TASK INSTRUCTIONS
State the number of lines with "heading" in the listing, leaving out everything else.
======== EXERCISE INPUTS
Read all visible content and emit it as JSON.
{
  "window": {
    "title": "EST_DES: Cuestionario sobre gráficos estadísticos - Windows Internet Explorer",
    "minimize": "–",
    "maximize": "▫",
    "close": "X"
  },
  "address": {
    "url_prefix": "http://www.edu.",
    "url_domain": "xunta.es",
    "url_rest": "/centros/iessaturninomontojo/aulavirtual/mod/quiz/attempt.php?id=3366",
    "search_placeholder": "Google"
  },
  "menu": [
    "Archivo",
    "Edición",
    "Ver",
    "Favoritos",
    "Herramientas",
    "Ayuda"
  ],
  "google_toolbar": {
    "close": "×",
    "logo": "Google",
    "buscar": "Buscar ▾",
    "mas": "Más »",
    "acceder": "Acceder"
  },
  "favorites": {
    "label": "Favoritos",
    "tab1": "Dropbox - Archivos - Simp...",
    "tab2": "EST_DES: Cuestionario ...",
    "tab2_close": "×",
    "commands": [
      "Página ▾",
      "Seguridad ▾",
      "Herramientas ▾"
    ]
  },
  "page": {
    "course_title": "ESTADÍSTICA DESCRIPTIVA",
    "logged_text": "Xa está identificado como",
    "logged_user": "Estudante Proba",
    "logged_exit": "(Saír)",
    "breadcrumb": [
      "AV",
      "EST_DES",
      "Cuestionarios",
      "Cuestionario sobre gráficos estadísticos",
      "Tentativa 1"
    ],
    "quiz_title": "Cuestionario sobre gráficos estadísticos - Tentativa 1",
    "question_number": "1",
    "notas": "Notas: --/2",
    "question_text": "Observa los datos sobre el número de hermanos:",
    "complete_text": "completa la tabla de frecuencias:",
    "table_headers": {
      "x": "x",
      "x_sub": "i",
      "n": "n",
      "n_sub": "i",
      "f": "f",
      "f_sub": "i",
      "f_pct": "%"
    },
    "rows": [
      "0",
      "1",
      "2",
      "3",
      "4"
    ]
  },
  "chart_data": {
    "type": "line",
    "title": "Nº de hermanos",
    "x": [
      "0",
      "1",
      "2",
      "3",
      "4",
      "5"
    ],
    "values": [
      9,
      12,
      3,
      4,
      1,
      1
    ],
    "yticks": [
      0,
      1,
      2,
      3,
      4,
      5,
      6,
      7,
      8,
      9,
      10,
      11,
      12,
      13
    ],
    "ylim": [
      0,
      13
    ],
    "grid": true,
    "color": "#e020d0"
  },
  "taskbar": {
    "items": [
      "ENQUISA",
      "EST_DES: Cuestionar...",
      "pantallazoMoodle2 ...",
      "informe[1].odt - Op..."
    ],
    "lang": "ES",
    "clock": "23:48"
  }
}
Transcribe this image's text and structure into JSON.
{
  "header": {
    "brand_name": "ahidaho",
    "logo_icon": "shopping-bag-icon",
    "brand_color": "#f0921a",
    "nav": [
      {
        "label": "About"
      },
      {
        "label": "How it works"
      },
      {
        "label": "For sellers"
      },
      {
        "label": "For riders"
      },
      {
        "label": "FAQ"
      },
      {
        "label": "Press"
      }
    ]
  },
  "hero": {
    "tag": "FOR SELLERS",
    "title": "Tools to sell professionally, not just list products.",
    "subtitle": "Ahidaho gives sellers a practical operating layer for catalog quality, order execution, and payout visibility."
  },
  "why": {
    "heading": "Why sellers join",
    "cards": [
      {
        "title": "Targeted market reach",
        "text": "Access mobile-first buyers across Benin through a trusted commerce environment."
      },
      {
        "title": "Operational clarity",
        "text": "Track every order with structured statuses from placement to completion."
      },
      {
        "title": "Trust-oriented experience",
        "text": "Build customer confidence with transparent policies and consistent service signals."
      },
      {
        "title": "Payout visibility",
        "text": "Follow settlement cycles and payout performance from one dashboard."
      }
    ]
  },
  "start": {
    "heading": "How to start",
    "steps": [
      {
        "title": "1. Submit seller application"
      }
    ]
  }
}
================
WORKED SOLUTION
2